__EXERCISE DESCRIPTION__. If a line of the records contains the string "审核状态", copy it out.

__INPUT MATERIAL__.
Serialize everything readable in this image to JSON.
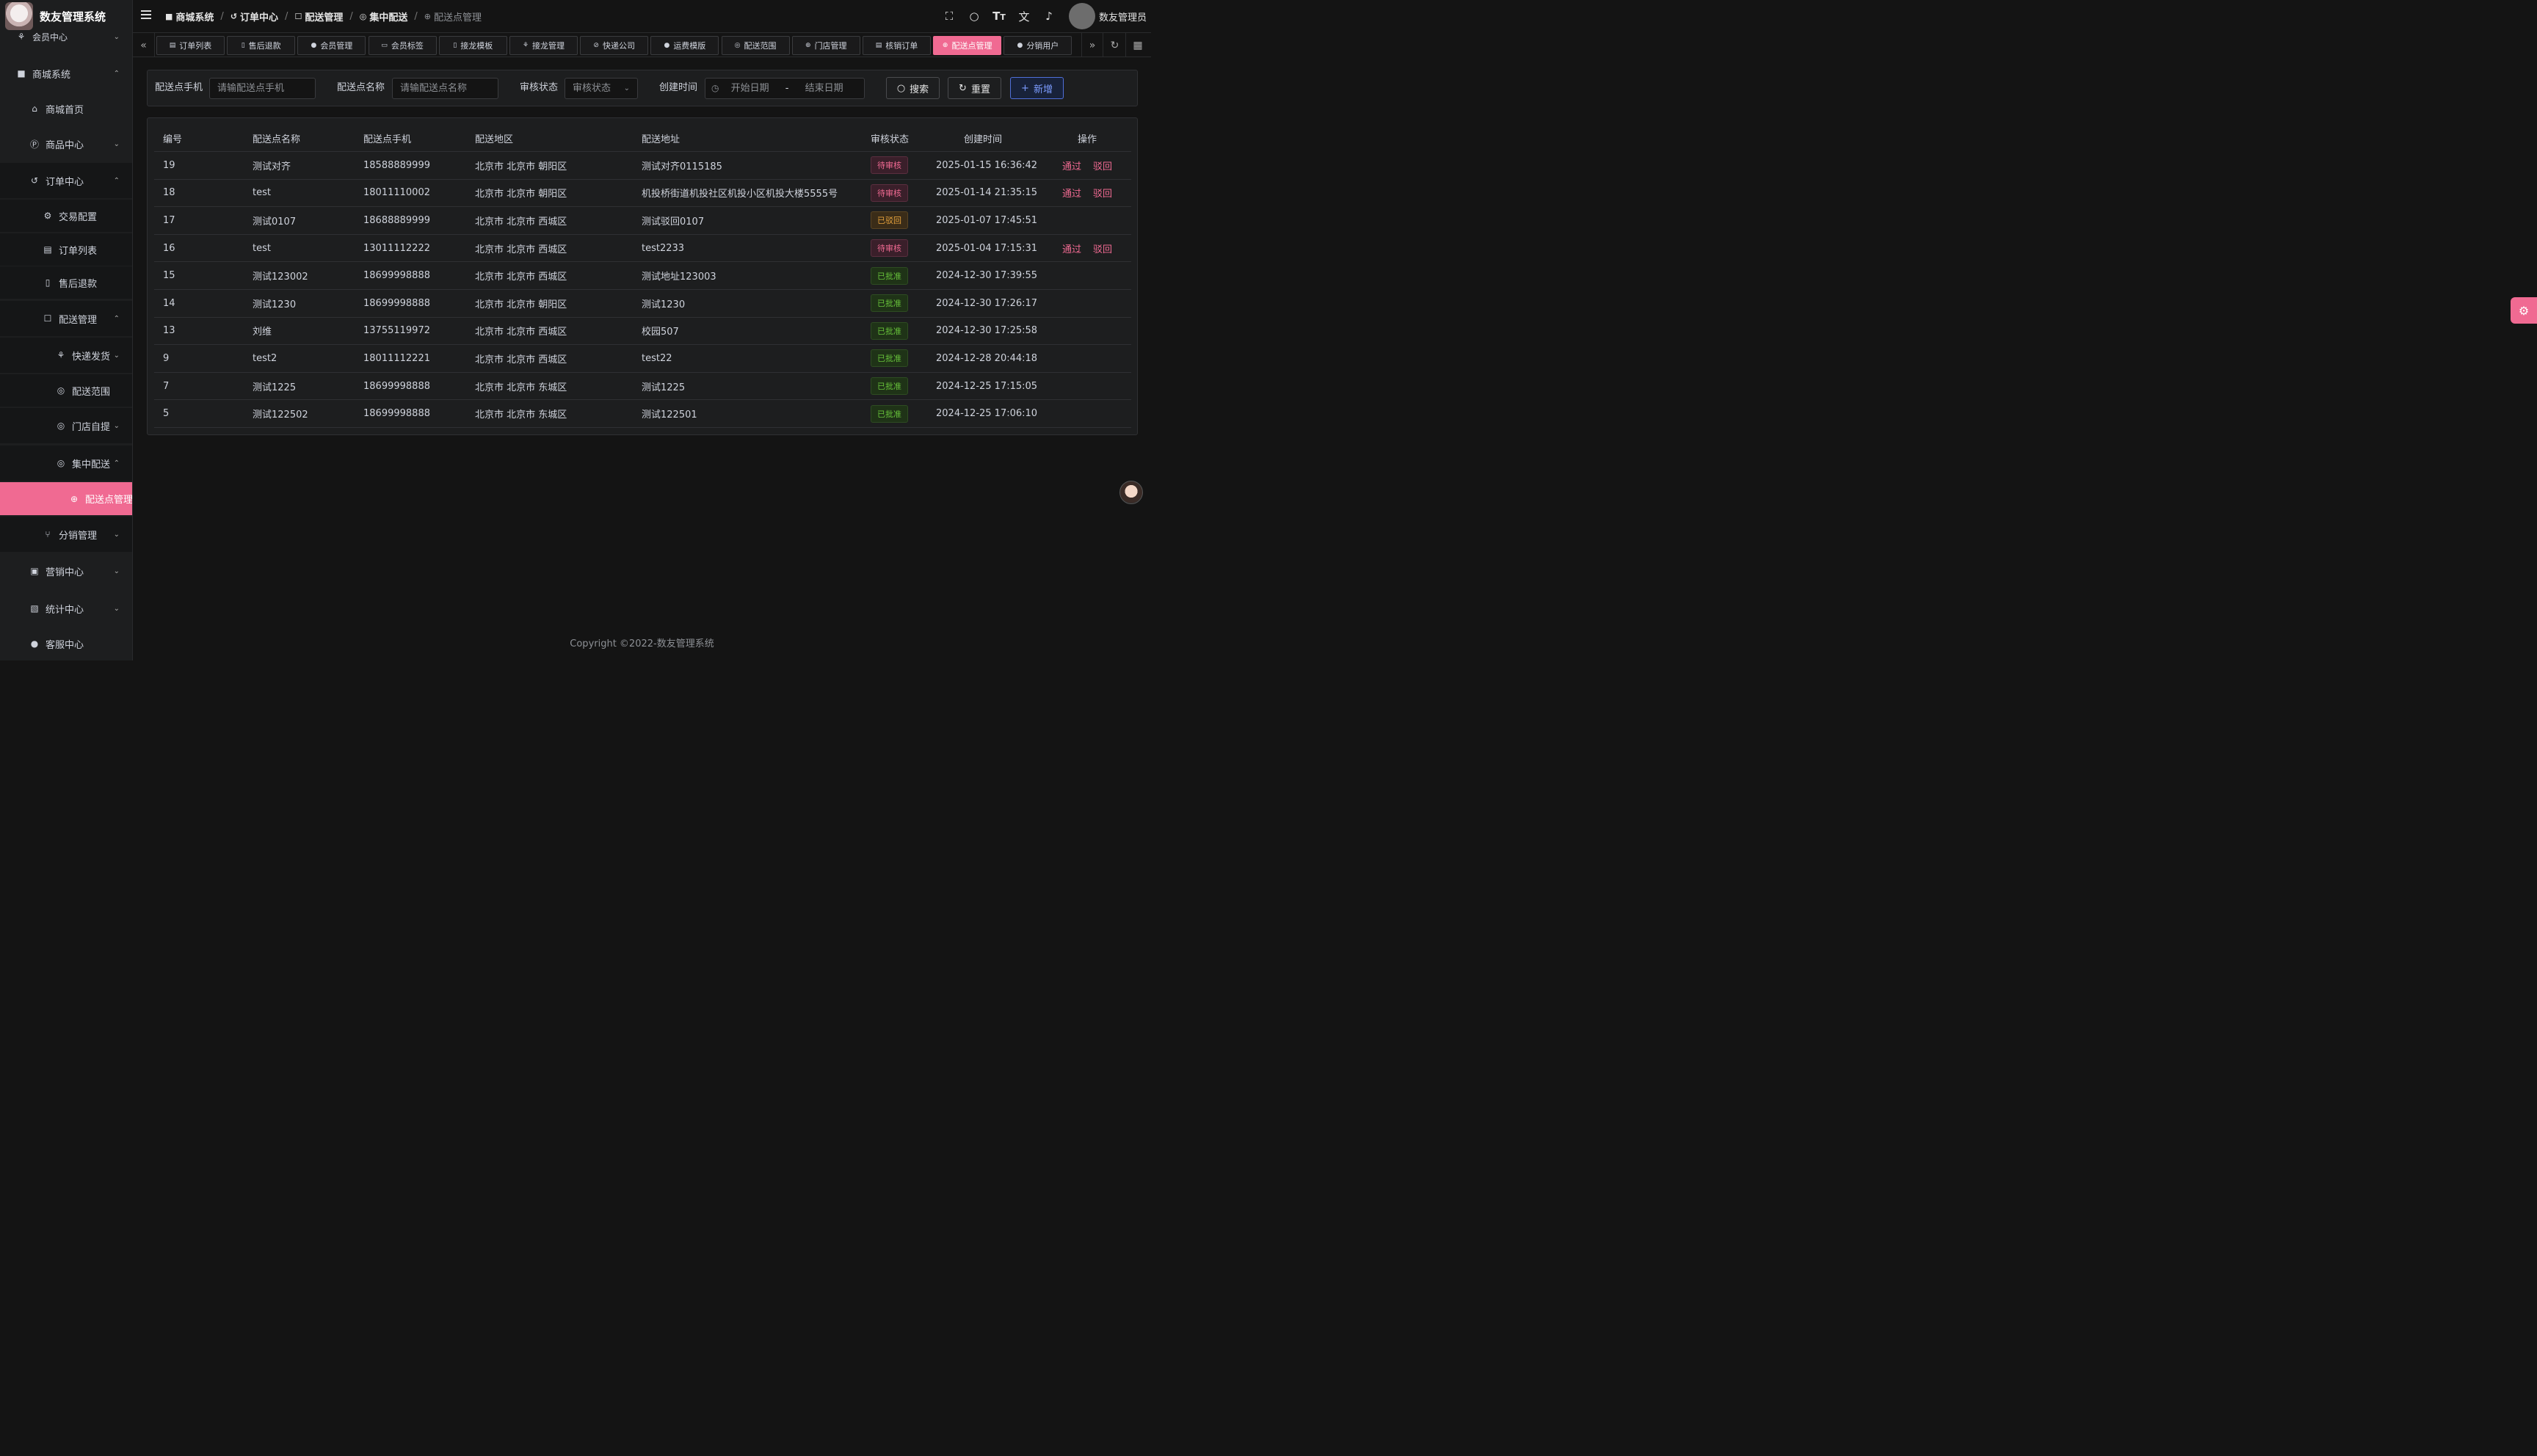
{
  "app": {
    "title": "数友管理系统"
  },
  "sidebar": {
    "partial_item": {
      "label": "会员中心",
      "icon": "bike-icon"
    },
    "items": [
      {
        "label": "商城系统",
        "icon": "shop-icon"
      },
      {
        "label": "商城首页",
        "icon": "home-icon"
      },
      {
        "label": "商品中心",
        "icon": "p-circle-icon"
      },
      {
        "label": "订单中心",
        "icon": "order-icon"
      },
      {
        "label": "交易配置",
        "icon": "gear-icon"
      },
      {
        "label": "订单列表",
        "icon": "clipboard-icon"
      },
      {
        "label": "售后退款",
        "icon": "document-icon"
      },
      {
        "label": "配送管理",
        "icon": "cart-icon"
      },
      {
        "label": "快递发货",
        "icon": "bike-icon"
      },
      {
        "label": "配送范围",
        "icon": "location-icon"
      },
      {
        "label": "门店自提",
        "icon": "location-icon"
      },
      {
        "label": "集中配送",
        "icon": "location-icon"
      },
      {
        "label": "配送点管理",
        "icon": "dribbble-icon"
      },
      {
        "label": "分销管理",
        "icon": "share-icon"
      },
      {
        "label": "营销中心",
        "icon": "gift-icon"
      },
      {
        "label": "统计中心",
        "icon": "chart-icon"
      },
      {
        "label": "客服中心",
        "icon": "user-icon"
      }
    ]
  },
  "header": {
    "breadcrumbs": [
      "商城系统",
      "订单中心",
      "配送管理",
      "集中配送",
      "配送点管理"
    ],
    "user_name": "数友管理员"
  },
  "tabs": [
    "订单列表",
    "售后退款",
    "会员管理",
    "会员标签",
    "接龙模板",
    "接龙管理",
    "快递公司",
    "运费模版",
    "配送范围",
    "门店管理",
    "核销订单",
    "配送点管理",
    "分销用户"
  ],
  "search": {
    "phone_label": "配送点手机",
    "phone_placeholder": "请输配送点手机",
    "name_label": "配送点名称",
    "name_placeholder": "请输配送点名称",
    "status_label": "审核状态",
    "status_placeholder": "审核状态",
    "time_label": "创建时间",
    "start_placeholder": "开始日期",
    "range_sep": "-",
    "end_placeholder": "结束日期",
    "search_btn": "搜索",
    "reset_btn": "重置",
    "add_btn": "新增"
  },
  "table": {
    "columns": [
      "编号",
      "配送点名称",
      "配送点手机",
      "配送地区",
      "配送地址",
      "审核状态",
      "创建时间",
      "操作"
    ],
    "actions": {
      "approve": "通过",
      "reject": "驳回"
    },
    "rows": [
      {
        "id": "19",
        "name": "测试对齐",
        "phone": "18588889999",
        "region": "北京市 北京市 朝阳区",
        "address": "测试对齐0115185",
        "status": "待审核",
        "created": "2025-01-15 16:36:42"
      },
      {
        "id": "18",
        "name": "test",
        "phone": "18011110002",
        "region": "北京市 北京市 朝阳区",
        "address": "机投桥街道机投社区机投小区机投大楼5555号",
        "status": "待审核",
        "created": "2025-01-14 21:35:15"
      },
      {
        "id": "17",
        "name": "测试0107",
        "phone": "18688889999",
        "region": "北京市 北京市 西城区",
        "address": "测试驳回0107",
        "status": "已驳回",
        "created": "2025-01-07 17:45:51"
      },
      {
        "id": "16",
        "name": "test",
        "phone": "13011112222",
        "region": "北京市 北京市 西城区",
        "address": "test2233",
        "status": "待审核",
        "created": "2025-01-04 17:15:31"
      },
      {
        "id": "15",
        "name": "测试123002",
        "phone": "18699998888",
        "region": "北京市 北京市 西城区",
        "address": "测试地址123003",
        "status": "已批准",
        "created": "2024-12-30 17:39:55"
      },
      {
        "id": "14",
        "name": "测试1230",
        "phone": "18699998888",
        "region": "北京市 北京市 朝阳区",
        "address": "测试1230",
        "status": "已批准",
        "created": "2024-12-30 17:26:17"
      },
      {
        "id": "13",
        "name": "刘维",
        "phone": "13755119972",
        "region": "北京市 北京市 西城区",
        "address": "校园507",
        "status": "已批准",
        "created": "2024-12-30 17:25:58"
      },
      {
        "id": "9",
        "name": "test2",
        "phone": "18011112221",
        "region": "北京市 北京市 西城区",
        "address": "test22",
        "status": "已批准",
        "created": "2024-12-28 20:44:18"
      },
      {
        "id": "7",
        "name": "测试1225",
        "phone": "18699998888",
        "region": "北京市 北京市 东城区",
        "address": "测试1225",
        "status": "已批准",
        "created": "2024-12-25 17:15:05"
      },
      {
        "id": "5",
        "name": "测试122502",
        "phone": "18699998888",
        "region": "北京市 北京市 东城区",
        "address": "测试122501",
        "status": "已批准",
        "created": "2024-12-25 17:06:10"
      }
    ]
  },
  "footer": {
    "copyright": "Copyright ©2022-数友管理系统"
  },
  "colors": {
    "accent": "#f06a92",
    "primary": "#4f6fd8",
    "approved": "#67c23a",
    "rejected": "#e6a23c"
  }
}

__RESPONSE TO THIS EXERCISE__.
    "status_label": "审核状态",
    "status_placeholder": "审核状态",
      "审核状态",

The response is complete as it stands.